And that’s it! The code we’ve added also comes in useful for implementing custom gestures like zoom or mouse pan. Just remember that when writing custom gestures, you might need to stop the kinetic scrolling on the current scrolled window too, not only on the linked ones.

Closing Thoughts #

When synchronizing scrolled windows, and just dealing with GTK gesture code in general, make sure to test with different input devices, as each has its own quirks. Be careful when scrollable widgets have different sizes, or can change their size depending on the scroll position.

At a higher level, I think it would be better if the kinetic deceleration lived somewhere around the GtkAdjustments themselves. This way it would also be shared between all synchronized scrolled windows, and the workarounds, along with their oddities, wouldn’t be necessary. Something to keep in mind for GTK 5 perhaps.

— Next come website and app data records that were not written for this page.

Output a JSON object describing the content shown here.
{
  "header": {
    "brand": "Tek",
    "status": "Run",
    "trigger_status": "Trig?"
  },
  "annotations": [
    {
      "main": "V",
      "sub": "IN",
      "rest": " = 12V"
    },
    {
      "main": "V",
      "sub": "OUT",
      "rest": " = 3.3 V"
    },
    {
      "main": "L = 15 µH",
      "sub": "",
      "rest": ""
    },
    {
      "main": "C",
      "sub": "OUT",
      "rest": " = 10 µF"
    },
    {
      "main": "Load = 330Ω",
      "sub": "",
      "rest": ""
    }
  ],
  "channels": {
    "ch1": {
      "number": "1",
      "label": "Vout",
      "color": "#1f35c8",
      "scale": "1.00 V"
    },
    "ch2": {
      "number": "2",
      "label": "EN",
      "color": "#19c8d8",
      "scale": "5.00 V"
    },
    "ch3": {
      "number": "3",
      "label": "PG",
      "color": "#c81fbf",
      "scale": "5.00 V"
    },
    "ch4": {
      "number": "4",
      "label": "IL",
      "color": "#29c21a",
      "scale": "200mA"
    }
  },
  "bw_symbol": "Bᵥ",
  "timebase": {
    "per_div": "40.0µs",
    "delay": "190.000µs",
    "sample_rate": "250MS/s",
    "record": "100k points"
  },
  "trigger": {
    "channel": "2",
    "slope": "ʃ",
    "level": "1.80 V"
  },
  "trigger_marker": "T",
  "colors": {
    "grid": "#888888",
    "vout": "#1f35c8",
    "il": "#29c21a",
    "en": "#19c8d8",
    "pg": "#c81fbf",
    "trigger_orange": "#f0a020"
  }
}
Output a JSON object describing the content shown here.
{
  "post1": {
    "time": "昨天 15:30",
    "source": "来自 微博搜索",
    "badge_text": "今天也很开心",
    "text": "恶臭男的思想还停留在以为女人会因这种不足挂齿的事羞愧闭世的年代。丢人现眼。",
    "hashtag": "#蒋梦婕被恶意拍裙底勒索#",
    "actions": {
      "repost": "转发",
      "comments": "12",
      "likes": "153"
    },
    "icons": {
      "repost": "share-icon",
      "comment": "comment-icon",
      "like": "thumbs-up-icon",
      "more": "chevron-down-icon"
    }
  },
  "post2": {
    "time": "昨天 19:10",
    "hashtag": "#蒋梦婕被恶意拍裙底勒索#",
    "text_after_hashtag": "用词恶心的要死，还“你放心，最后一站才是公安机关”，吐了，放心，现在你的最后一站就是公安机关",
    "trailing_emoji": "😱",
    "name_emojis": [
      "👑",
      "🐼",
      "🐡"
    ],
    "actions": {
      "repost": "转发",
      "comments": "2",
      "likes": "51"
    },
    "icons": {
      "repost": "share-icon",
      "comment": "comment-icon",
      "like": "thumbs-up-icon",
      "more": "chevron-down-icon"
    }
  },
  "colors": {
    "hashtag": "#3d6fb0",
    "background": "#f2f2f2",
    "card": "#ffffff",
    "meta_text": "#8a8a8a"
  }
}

When discussing a draft of this post with GTK developers and contributors, another potential GTK 5 idea came up. Different scrollable widgets (GtkViewport, GtkListView, GtkTextView, WebKitGTK’s web view, libshumate’s map) have slightly different needs, and GtkScrollable with GtkScrolledWindow can’t offer them all a unified interface that would work without compromises or big technical hurdles. (The last two examples don’t implement the scrollable interface for these reasons.) So, maybe, instead of GtkScrolledWindow, there should be a collection of helpers, and scrollable widgets should show scrollbars and handle scrolling themselves.

With all that said, if you think Identity might be useful to you, download it from Flathub and give it a try! I’d love to hear your thoughts, ways to contact me are linked at the bottom of this page.

Comparing three videos side-by-side in Identity

  1. The subtle glow that shows up when you try to scroll past the end of a scrollable widget. ↩︎

  2. These normalized adjustments are also responsible for the behavior when resizing the Identity window with zoomed-in images: instead of always expanding to the bottom-left, the images expand around their current scroll position. This is because the normalized adjustments don’t change during resizing. So, for example, a value of 0.25 before and after resizing will keep the image scrolled to 25% of its size. ↩︎

  3. This is not the only way to share position between differently sized scrollable widgets, just one that makes sense for Identity’s comparison use-case. You could imagine some other use-case where it makes more sense to share the pixel position, rather than the normalized position. It can be implemented using the same idea of two extra adjustments. It’ll work fine as long as different widgets don’t try to overwrite the upper bound on the same adjustment with different values. ↩︎

  4. Unfortunately, “Simulate Touchscreen” won’t help you see this fix; you’ll need a real touchpad or touchscreen. At the moment, the toggle does not change the device types that the gesture code receives, so it doesn’t run our workaround code. To test Identity, I’ve been using the work-in-progress Mutter SDK branch which has a compositor-level touchscreen emulation. ↩︎